╔══

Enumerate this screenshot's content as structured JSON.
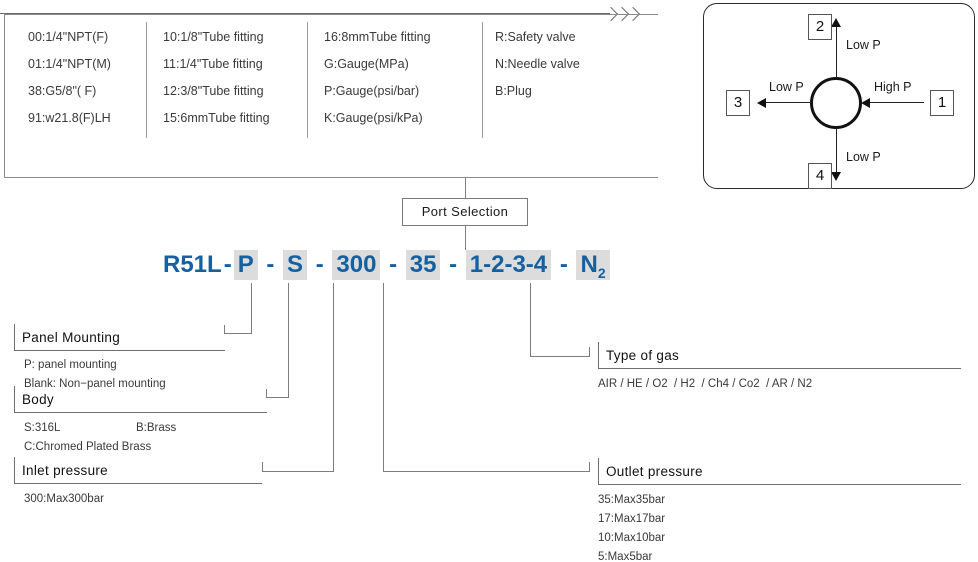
{
  "legend": {
    "columns": [
      {
        "name": "port-thread-column",
        "cells": [
          "00:1/4\"NPT(F)",
          "01:1/4\"NPT(M)",
          "38:G5/8\"( F)",
          "91:w21.8(F)LH"
        ]
      },
      {
        "name": "tube-fitting-column",
        "cells": [
          "10:1/8\"Tube fitting",
          "11:1/4\"Tube fitting",
          "12:3/8\"Tube fitting",
          "15:6mmTube fitting"
        ]
      },
      {
        "name": "gauge-column",
        "cells": [
          "16:8mmTube fitting",
          "G:Gauge(MPa)",
          "P:Gauge(psi/bar)",
          "K:Gauge(psi/kPa)"
        ]
      },
      {
        "name": "valve-column",
        "cells": [
          "R:Safety valve",
          "N:Needle valve",
          "B:Plug"
        ]
      }
    ]
  },
  "port_diagram": {
    "ports": [
      {
        "id": "port-1",
        "number": "1",
        "label": "High P"
      },
      {
        "id": "port-2",
        "number": "2",
        "label": "Low P"
      },
      {
        "id": "port-3",
        "number": "3",
        "label": "Low P"
      },
      {
        "id": "port-4",
        "number": "4",
        "label": "Low P"
      }
    ]
  },
  "port_selection": {
    "label": "Port Selection"
  },
  "part_code": {
    "accent_color": "#1560a0",
    "highlight_color": "#dcdcdc",
    "prefix": "R51L",
    "segments": [
      {
        "name": "panel-mounting-code",
        "value": "P",
        "highlighted": true
      },
      {
        "name": "body-code",
        "value": "S",
        "highlighted": true
      },
      {
        "name": "inlet-pressure-code",
        "value": "300",
        "highlighted": true
      },
      {
        "name": "outlet-pressure-code",
        "value": "35",
        "highlighted": true
      },
      {
        "name": "port-selection-code",
        "value": "1-2-3-4",
        "highlighted": true
      },
      {
        "name": "gas-type-code",
        "value": "N2",
        "highlighted": true
      }
    ],
    "full_text": "R51L-P-S-300-35-1-2-3-4-N2"
  },
  "annotations": {
    "panel_mounting": {
      "title": "Panel Mounting",
      "lines": [
        "P: panel mounting",
        "Blank: Non−panel mounting"
      ]
    },
    "body": {
      "title": "Body",
      "lines_row1_left": "S:316L",
      "lines_row1_right": "B:Brass",
      "lines_row2": "C:Chromed Plated Brass"
    },
    "inlet_pressure": {
      "title": "Inlet pressure",
      "lines": [
        "300:Max300bar"
      ]
    },
    "type_of_gas": {
      "title": "Type of gas",
      "lines": [
        "AIR / HE / O2  / H2  / Ch4 / Co2  / AR / N2"
      ]
    },
    "outlet_pressure": {
      "title": "Outlet pressure",
      "lines": [
        "35:Max35bar",
        "17:Max17bar",
        "10:Max10bar",
        "5:Max5bar"
      ]
    }
  }
}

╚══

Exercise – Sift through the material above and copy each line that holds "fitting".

Solution to this problem –
        "name": "tube-fitting-column",
          "10:1/8\"Tube fitting",
          "11:1/4\"Tube fitting",
          "12:3/8\"Tube fitting",
          "15:6mmTube fitting"
          "16:8mmTube fitting",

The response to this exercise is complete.